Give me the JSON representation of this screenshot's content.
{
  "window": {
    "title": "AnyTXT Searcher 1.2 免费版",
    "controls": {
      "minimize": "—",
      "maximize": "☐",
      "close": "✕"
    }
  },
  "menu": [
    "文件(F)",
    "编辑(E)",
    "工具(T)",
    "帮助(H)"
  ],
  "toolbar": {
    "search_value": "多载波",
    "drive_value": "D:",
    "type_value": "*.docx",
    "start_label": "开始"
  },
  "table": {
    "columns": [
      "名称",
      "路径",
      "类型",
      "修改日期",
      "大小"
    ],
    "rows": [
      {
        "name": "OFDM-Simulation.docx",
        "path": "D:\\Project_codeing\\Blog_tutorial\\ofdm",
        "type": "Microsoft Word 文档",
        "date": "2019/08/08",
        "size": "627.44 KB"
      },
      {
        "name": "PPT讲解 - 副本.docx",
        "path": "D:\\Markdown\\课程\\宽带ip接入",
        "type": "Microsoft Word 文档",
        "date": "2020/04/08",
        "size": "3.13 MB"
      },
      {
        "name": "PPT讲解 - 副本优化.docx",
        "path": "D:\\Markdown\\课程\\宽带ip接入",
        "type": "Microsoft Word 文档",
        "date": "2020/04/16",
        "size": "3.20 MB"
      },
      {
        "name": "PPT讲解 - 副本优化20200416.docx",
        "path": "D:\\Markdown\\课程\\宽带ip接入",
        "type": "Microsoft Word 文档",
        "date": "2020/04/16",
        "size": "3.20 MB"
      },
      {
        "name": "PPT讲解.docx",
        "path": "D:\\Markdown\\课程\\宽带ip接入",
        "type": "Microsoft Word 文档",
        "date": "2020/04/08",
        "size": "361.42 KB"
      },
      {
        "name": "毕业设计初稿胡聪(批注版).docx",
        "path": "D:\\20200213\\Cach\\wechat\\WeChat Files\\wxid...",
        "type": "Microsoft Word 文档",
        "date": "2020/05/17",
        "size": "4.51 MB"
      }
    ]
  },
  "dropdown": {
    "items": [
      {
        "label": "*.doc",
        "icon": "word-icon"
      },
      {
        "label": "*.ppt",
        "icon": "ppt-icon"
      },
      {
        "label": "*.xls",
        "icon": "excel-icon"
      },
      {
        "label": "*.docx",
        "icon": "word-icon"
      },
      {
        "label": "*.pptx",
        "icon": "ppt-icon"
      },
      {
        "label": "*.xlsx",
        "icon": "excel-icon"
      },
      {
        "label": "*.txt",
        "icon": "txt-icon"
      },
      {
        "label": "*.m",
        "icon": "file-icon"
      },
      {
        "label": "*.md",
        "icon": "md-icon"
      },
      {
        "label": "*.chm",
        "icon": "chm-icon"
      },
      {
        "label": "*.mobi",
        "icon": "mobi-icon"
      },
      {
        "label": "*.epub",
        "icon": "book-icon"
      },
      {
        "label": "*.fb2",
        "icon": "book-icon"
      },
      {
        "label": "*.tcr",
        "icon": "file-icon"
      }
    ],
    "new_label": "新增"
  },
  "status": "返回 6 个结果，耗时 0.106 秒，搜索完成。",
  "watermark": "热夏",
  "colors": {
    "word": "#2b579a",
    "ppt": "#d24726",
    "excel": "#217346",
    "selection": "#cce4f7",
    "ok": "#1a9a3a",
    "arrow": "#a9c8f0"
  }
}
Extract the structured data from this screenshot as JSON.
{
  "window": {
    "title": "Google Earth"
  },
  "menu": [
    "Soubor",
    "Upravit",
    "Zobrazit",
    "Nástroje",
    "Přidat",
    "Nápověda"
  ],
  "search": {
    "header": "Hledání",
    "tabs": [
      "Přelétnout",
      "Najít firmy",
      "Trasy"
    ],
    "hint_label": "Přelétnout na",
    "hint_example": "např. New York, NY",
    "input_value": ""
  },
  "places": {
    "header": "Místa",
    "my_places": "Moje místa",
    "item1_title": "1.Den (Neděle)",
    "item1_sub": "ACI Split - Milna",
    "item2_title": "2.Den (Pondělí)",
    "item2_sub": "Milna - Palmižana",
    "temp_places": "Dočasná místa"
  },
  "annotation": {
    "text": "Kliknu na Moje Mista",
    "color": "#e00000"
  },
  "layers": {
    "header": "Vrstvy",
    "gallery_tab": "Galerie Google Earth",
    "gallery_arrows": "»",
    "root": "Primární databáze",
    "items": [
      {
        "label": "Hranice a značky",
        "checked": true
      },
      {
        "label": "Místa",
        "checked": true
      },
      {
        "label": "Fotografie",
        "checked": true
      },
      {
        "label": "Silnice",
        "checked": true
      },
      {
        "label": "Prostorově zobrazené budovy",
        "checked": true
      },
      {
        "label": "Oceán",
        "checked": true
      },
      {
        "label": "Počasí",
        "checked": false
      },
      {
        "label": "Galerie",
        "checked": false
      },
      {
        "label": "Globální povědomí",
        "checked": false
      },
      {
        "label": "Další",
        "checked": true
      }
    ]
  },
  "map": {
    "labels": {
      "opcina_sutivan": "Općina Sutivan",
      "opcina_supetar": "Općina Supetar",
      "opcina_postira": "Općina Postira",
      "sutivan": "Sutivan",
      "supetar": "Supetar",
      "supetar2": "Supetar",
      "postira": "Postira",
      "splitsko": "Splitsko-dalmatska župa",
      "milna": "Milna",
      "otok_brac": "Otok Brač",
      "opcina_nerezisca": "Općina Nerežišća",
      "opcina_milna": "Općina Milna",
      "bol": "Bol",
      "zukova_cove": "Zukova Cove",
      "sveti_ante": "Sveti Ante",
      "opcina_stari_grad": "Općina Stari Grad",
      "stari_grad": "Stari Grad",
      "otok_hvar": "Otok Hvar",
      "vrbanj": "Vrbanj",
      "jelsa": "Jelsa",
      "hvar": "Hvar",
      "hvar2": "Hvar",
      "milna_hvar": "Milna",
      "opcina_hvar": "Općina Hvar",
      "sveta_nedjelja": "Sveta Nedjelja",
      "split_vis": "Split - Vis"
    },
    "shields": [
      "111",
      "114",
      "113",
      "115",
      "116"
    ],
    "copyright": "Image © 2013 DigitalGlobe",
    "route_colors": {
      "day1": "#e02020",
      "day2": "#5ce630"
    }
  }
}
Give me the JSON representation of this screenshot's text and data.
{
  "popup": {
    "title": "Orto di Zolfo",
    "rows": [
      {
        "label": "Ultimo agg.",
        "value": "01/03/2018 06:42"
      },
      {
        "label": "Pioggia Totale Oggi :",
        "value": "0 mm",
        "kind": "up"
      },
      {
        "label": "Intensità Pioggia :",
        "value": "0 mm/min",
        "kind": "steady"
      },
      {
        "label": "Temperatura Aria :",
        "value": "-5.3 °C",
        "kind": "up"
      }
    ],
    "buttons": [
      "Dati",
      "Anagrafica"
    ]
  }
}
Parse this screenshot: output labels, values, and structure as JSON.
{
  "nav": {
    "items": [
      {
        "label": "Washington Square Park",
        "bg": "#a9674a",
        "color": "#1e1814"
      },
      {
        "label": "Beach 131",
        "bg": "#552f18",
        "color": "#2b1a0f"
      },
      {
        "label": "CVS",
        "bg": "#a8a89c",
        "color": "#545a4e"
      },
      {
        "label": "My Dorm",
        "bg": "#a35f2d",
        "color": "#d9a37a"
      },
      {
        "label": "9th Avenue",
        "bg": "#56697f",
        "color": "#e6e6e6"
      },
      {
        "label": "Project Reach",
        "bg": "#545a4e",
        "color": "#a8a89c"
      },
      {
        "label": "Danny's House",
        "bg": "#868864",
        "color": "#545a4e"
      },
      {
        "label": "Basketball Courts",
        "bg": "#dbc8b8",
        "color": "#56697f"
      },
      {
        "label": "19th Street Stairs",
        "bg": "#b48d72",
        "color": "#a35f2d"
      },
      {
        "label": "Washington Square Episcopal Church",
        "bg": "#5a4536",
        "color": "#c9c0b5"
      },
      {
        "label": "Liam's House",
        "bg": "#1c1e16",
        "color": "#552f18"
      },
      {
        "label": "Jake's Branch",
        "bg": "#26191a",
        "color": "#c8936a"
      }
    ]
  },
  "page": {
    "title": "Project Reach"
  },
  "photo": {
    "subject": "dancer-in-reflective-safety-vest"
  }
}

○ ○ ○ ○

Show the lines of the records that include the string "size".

REPLY
        "size": "627.44 KB"
        "size": "3.13 MB"
        "size": "3.20 MB"
        "size": "3.20 MB"
        "size": "361.42 KB"
        "size": "4.51 MB"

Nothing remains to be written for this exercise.